◆ Task
Locate the word "出发Latitude" in the entries below, then gather every line that holds it.

◆ Information supplied

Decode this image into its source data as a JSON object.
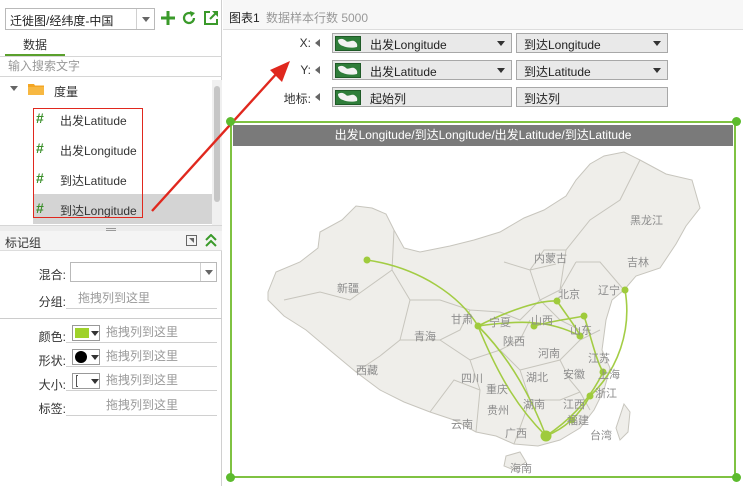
{
  "left_panel": {
    "chart_select_value": "迁徙图/经纬度-中国",
    "tab_label": "数据",
    "search_placeholder": "输入搜索文字",
    "group_label": "度量",
    "fields": [
      "出发Latitude",
      "出发Longitude",
      "到达Latitude",
      "到达Longitude"
    ],
    "selected_field_index": 3
  },
  "mark_panel": {
    "title": "标记组",
    "mix_label": "混合:",
    "group_label": "分组:",
    "group_placeholder": "拖拽列到这里",
    "color_label": "颜色:",
    "color_placeholder": "拖拽列到这里",
    "shape_label": "形状:",
    "shape_placeholder": "拖拽列到这里",
    "size_label": "大小:",
    "size_placeholder": "拖拽列到这里",
    "tag_label": "标签:",
    "tag_placeholder": "拖拽列到这里",
    "color_value": "#9fd22a"
  },
  "header": {
    "title": "图表1",
    "sample_info": "数据样本行数 5000"
  },
  "axes": {
    "x_label": "X:",
    "x_from": "出发Longitude",
    "x_to": "到达Longitude",
    "y_label": "Y:",
    "y_from": "出发Latitude",
    "y_to": "到达Latitude",
    "loc_label": "地标:",
    "loc_from": "起始列",
    "loc_to": "到达列"
  },
  "chart": {
    "title": "出发Longitude/到达Longitude/出发Latitude/到达Latitude",
    "provinces": [
      "黑龙江",
      "吉林",
      "辽宁",
      "内蒙古",
      "北京",
      "新疆",
      "甘肃",
      "宁夏",
      "山西",
      "山东",
      "青海",
      "陕西",
      "河南",
      "江苏",
      "西藏",
      "四川",
      "湖北",
      "安徽",
      "上海",
      "重庆",
      "浙江",
      "湖南",
      "江西",
      "贵州",
      "云南",
      "广西",
      "福建",
      "台湾",
      "海南"
    ]
  },
  "colors": {
    "accent_green": "#7fc242",
    "flow_line": "#9fcb3c",
    "annotation_red": "#e0281e"
  }
}
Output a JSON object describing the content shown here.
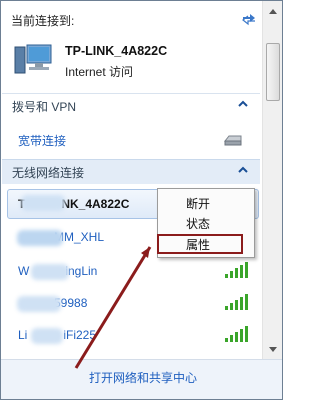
{
  "header": {
    "title": "当前连接到:",
    "refresh_icon": "refresh-arrows-icon"
  },
  "current_connection": {
    "name": "TP-LINK_4A822C",
    "status": "Internet 访问",
    "icon": "network-monitor-icon"
  },
  "sections": {
    "dialup": {
      "label": "拨号和 VPN",
      "caret": "chevron-up-icon"
    },
    "broadband": {
      "label": "宽带连接",
      "icon": "modem-icon"
    },
    "wireless": {
      "label": "无线网络连接",
      "caret": "chevron-up-icon"
    }
  },
  "wifi_networks": [
    {
      "name": "T   NK_4A822C",
      "selected": true
    },
    {
      "name": "   MM_XHL",
      "signal": 5
    },
    {
      "name": "W   ingLin",
      "signal": 5
    },
    {
      "name": "   59988",
      "signal": 5
    },
    {
      "name": "Li   iFi225",
      "signal": 5
    }
  ],
  "context_menu": {
    "items": [
      "断开",
      "状态",
      "属性"
    ],
    "highlighted": "属性"
  },
  "footer": {
    "link": "打开网络和共享中心"
  },
  "colors": {
    "link": "#1f5fbf",
    "highlight_box": "#8b1c1c",
    "signal_green": "#3aa52a"
  }
}
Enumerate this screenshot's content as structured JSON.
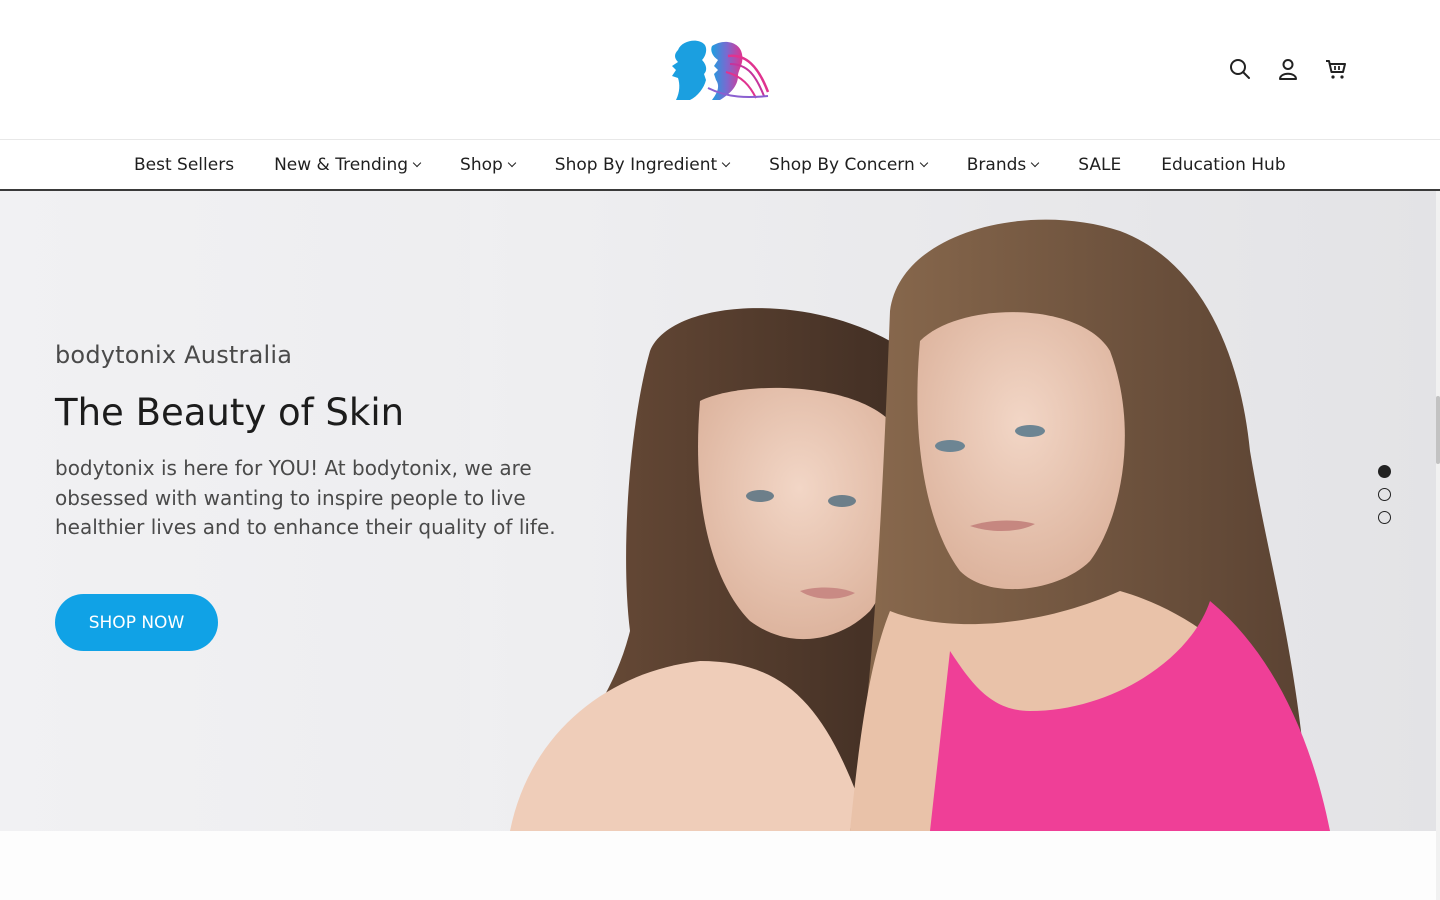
{
  "header": {
    "logo_name": "bodytonix",
    "icons": [
      "search-icon",
      "account-icon",
      "cart-icon"
    ]
  },
  "nav": {
    "items": [
      {
        "label": "Best Sellers",
        "dropdown": false
      },
      {
        "label": "New & Trending",
        "dropdown": true
      },
      {
        "label": "Shop",
        "dropdown": true
      },
      {
        "label": "Shop By Ingredient",
        "dropdown": true
      },
      {
        "label": "Shop By Concern",
        "dropdown": true
      },
      {
        "label": "Brands",
        "dropdown": true
      },
      {
        "label": "SALE",
        "dropdown": false
      },
      {
        "label": "Education Hub",
        "dropdown": false
      }
    ]
  },
  "hero": {
    "subtitle": "bodytonix Australia",
    "title": "The Beauty of Skin",
    "description": "bodytonix is here for YOU! At bodytonix, we are obsessed with wanting to inspire people to live healthier lives and to enhance their quality of life.",
    "button_label": "SHOP NOW",
    "slides_total": 3,
    "active_slide": 1
  },
  "colors": {
    "accent": "#10a2e6",
    "logo_blue": "#1b9fe0",
    "logo_pink": "#e0338f",
    "swimsuit_pink": "#ef3f97"
  }
}
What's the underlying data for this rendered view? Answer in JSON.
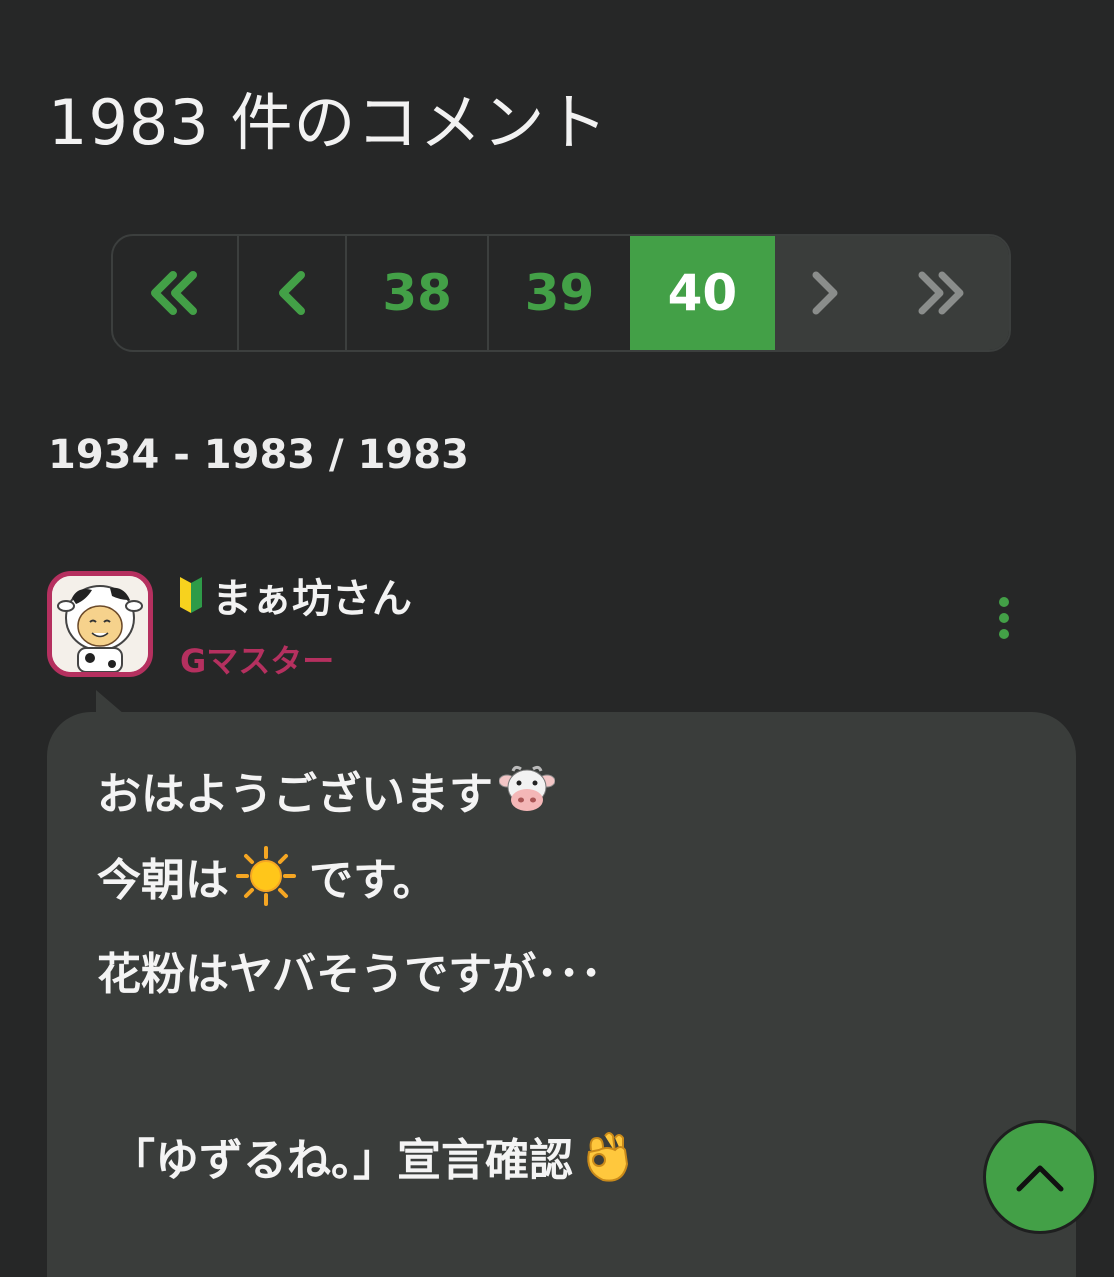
{
  "header": {
    "title": "1983 件のコメント"
  },
  "pagination": {
    "first_icon": "double-chevron-left-icon",
    "prev_icon": "chevron-left-icon",
    "pages": [
      "38",
      "39"
    ],
    "current": "40",
    "next_icon": "chevron-right-icon",
    "last_icon": "double-chevron-right-icon",
    "accent_color": "#43a047"
  },
  "range": {
    "text": "1934 - 1983 / 1983"
  },
  "comment": {
    "badge_icon": "beginner-mark-icon",
    "author": "まぁ坊さん",
    "rank": "Gマスター",
    "rank_color": "#b5305f",
    "menu_icon": "kebab-menu-icon",
    "lines": [
      {
        "text": "おはようございます",
        "emoji": "cow-face-icon"
      },
      {
        "text": "今朝は",
        "emoji": "sun-icon",
        "after": "です。"
      },
      {
        "text": "花粉はヤバそうですが･･･"
      },
      {
        "text": "「ゆずるね。」宣言確認",
        "emoji": "ok-hand-icon"
      }
    ]
  },
  "scroll_top": {
    "icon": "chevron-up-icon"
  }
}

◆ Reply to the task
      "出发Latitude",
    "y_from": "出发Latitude",
    "title": "出发Longitude/到达Longitude/出发Latitude/到达Latitude",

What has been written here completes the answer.